Problem
Within the data below, find the string "time" and return each line where it occurs.

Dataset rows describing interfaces
§
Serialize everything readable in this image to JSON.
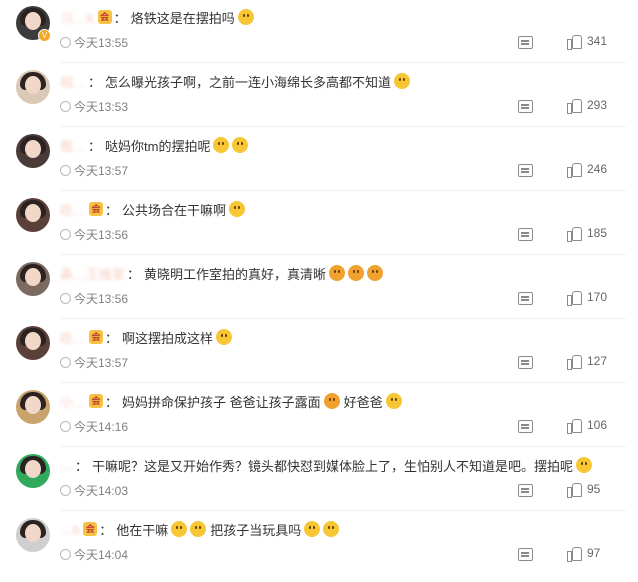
{
  "comments": [
    {
      "username": "习…K",
      "vip": "会",
      "text": "烙铁这是在摆拍吗",
      "emojis": [
        "laugh"
      ],
      "time": "今天13:55",
      "likes": "341",
      "avatar_color": "#3b3b3b",
      "verified": true
    },
    {
      "username": "相…",
      "vip": "",
      "text": "怎么曝光孩子啊，之前一连小海绵长多高都不知道",
      "emojis": [
        "smile"
      ],
      "time": "今天13:53",
      "likes": "293",
      "avatar_color": "#d9c9b5",
      "verified": false
    },
    {
      "username": "楷…",
      "vip": "",
      "text": "哒妈你tm的摆拍呢",
      "emojis": [
        "smile",
        "smile"
      ],
      "time": "今天13:57",
      "likes": "246",
      "avatar_color": "#4a3a38",
      "verified": false
    },
    {
      "username": "吃…",
      "vip": "会",
      "text": "公共场合在干嘛啊",
      "emojis": [
        "sleepy"
      ],
      "time": "今天13:56",
      "likes": "185",
      "avatar_color": "#5a4038",
      "verified": false
    },
    {
      "username": "鼻…王维家",
      "vip": "",
      "text": "黄晓明工作室拍的真好，真清晰",
      "emojis": [
        "scared",
        "scared",
        "scared"
      ],
      "time": "今天13:56",
      "likes": "170",
      "avatar_color": "#7a6a60",
      "verified": false
    },
    {
      "username": "吃…",
      "vip": "会",
      "text": "啊这摆拍成这样",
      "emojis": [
        "sweat"
      ],
      "time": "今天13:57",
      "likes": "127",
      "avatar_color": "#5a4038",
      "verified": false
    },
    {
      "username": "小…",
      "vip": "会",
      "text": "妈妈拼命保护孩子 爸爸让孩子露面",
      "emojis": [
        "scared"
      ],
      "after": "好爸爸",
      "after_emojis": [
        "smile"
      ],
      "time": "今天14:16",
      "likes": "106",
      "avatar_color": "#c9a36b",
      "verified": false
    },
    {
      "username": "…",
      "vip": "",
      "text": "干嘛呢？这是又开始作秀？镜头都快怼到媒体脸上了，生怕别人不知道是吧。摆拍呢",
      "emojis": [
        "think"
      ],
      "time": "今天14:03",
      "likes": "95",
      "avatar_color": "#2eaa5a",
      "verified": false
    },
    {
      "username": "…b",
      "vip": "会",
      "text": "他在干嘛",
      "emojis": [
        "sly",
        "sly"
      ],
      "after": "把孩子当玩具吗",
      "after_emojis": [
        "think",
        "think"
      ],
      "time": "今天14:04",
      "likes": "97",
      "avatar_color": "#cfcfcf",
      "verified": false
    }
  ]
}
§
Solved exercise
      "time": "今天13:55",
      "time": "今天13:53",
      "time": "今天13:57",
      "time": "今天13:56",
      "time": "今天13:56",
      "time": "今天13:57",
      "time": "今天14:16",
      "time": "今天14:03",
      "time": "今天14:04",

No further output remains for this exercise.